On March 16,  the New York Times published a special Museums section, including an article about how museums react to current and historical events and how they have reacted to President Trump’s inauguration. This article is a great look into the opinions specific museums have about showcasing politics and history, and reports directly about the Guggenheim Museum, MoMA, The Davis Museum, The Met, and more!

Leaping Into the Fray, or Not

Eras of political raise the question of whether museums should react. While some do, others opt for a long and measured view.

By Graham Bowley

As President-elect Donald J. Trump’s Inauguration Day approached, hundreds of artists, critics and others asked American museums, galleries and other institutions to close their doors in protest.

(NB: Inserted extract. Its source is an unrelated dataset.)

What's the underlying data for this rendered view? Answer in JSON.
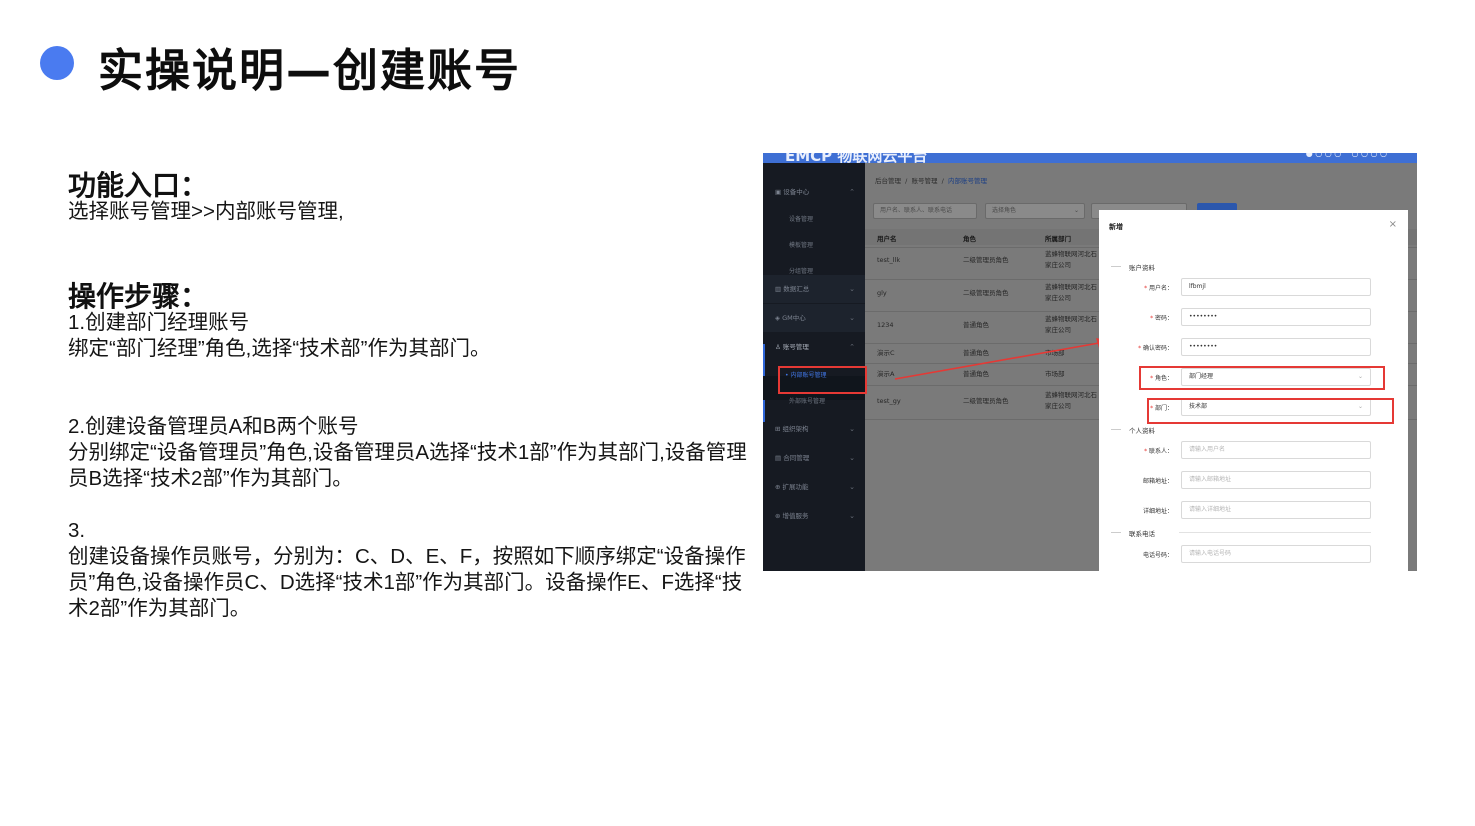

They wanted museums to show that they are “places where resistant forms of thinking, seeing, feeling and acting can be produced,” the organizers said in a petition for a “J20 Art Strike.”

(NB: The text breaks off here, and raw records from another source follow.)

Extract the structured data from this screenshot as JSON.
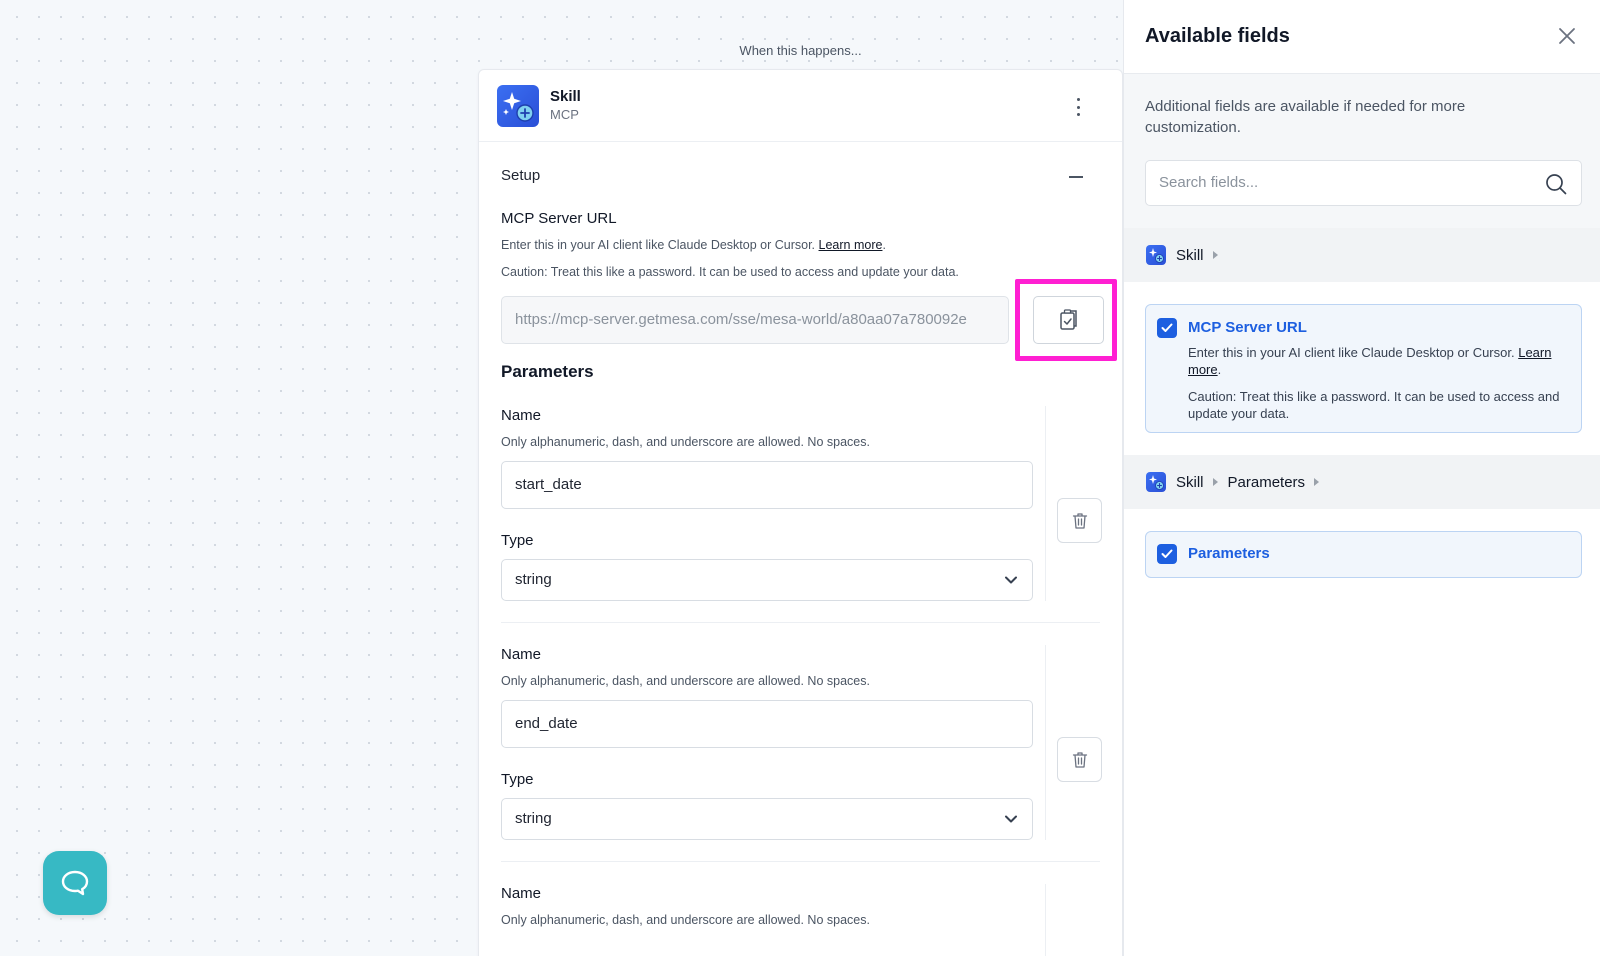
{
  "canvas": {
    "when_label": "When this happens..."
  },
  "step": {
    "title": "Skill",
    "subtitle": "MCP",
    "setup_label": "Setup",
    "mcp": {
      "label": "MCP Server URL",
      "helper_prefix": "Enter this in your AI client like Claude Desktop or Cursor.",
      "learn_more": "Learn more",
      "helper_suffix": ".",
      "caution": "Caution: Treat this like a password. It can be used to access and update your data.",
      "url_value": "https://mcp-server.getmesa.com/sse/mesa-world/a80aa07a780092e"
    },
    "parameters_heading": "Parameters",
    "parameters": [
      {
        "name_label": "Name",
        "name_helper": "Only alphanumeric, dash, and underscore are allowed. No spaces.",
        "name_value": "start_date",
        "type_label": "Type",
        "type_value": "string"
      },
      {
        "name_label": "Name",
        "name_helper": "Only alphanumeric, dash, and underscore are allowed. No spaces.",
        "name_value": "end_date",
        "type_label": "Type",
        "type_value": "string"
      },
      {
        "name_label": "Name",
        "name_helper": "Only alphanumeric, dash, and underscore are allowed. No spaces."
      }
    ]
  },
  "panel": {
    "title": "Available fields",
    "intro": "Additional fields are available if needed for more customization.",
    "search_placeholder": "Search fields...",
    "group1": {
      "crumb": "Skill",
      "field_title": "MCP Server URL",
      "desc_prefix": "Enter this in your AI client like Claude Desktop or Cursor. ",
      "learn_more": "Learn more",
      "desc_suffix": ".",
      "caution": "Caution: Treat this like a password. It can be used to access and update your data."
    },
    "group2": {
      "crumb1": "Skill",
      "crumb2": "Parameters",
      "field_title": "Parameters"
    }
  },
  "colors": {
    "accent": "#1d5fe0",
    "highlight": "#ff1fd2",
    "chat": "#37b9c4"
  },
  "icons": [
    "sparkle-plus-icon",
    "kebab-menu-icon",
    "minus-icon",
    "clipboard-check-icon",
    "trash-icon",
    "chevron-down-icon",
    "chat-icon",
    "close-icon",
    "search-icon",
    "check-icon"
  ]
}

Instead, “in a spirit of community, inclusivity and freedom of expression, and in keeping with the museum’s founding belief that art can open peoples’ eyes and minds,” the Guggenheim Museum in New York chose to stay open and planted Yoko Ono’s “Wish Tree” in front of its building on Fifth Avenue. Visitors and passers-by were asked to write down their wishes for the future and hang them on the branches…..” (read more at NYTimes.com)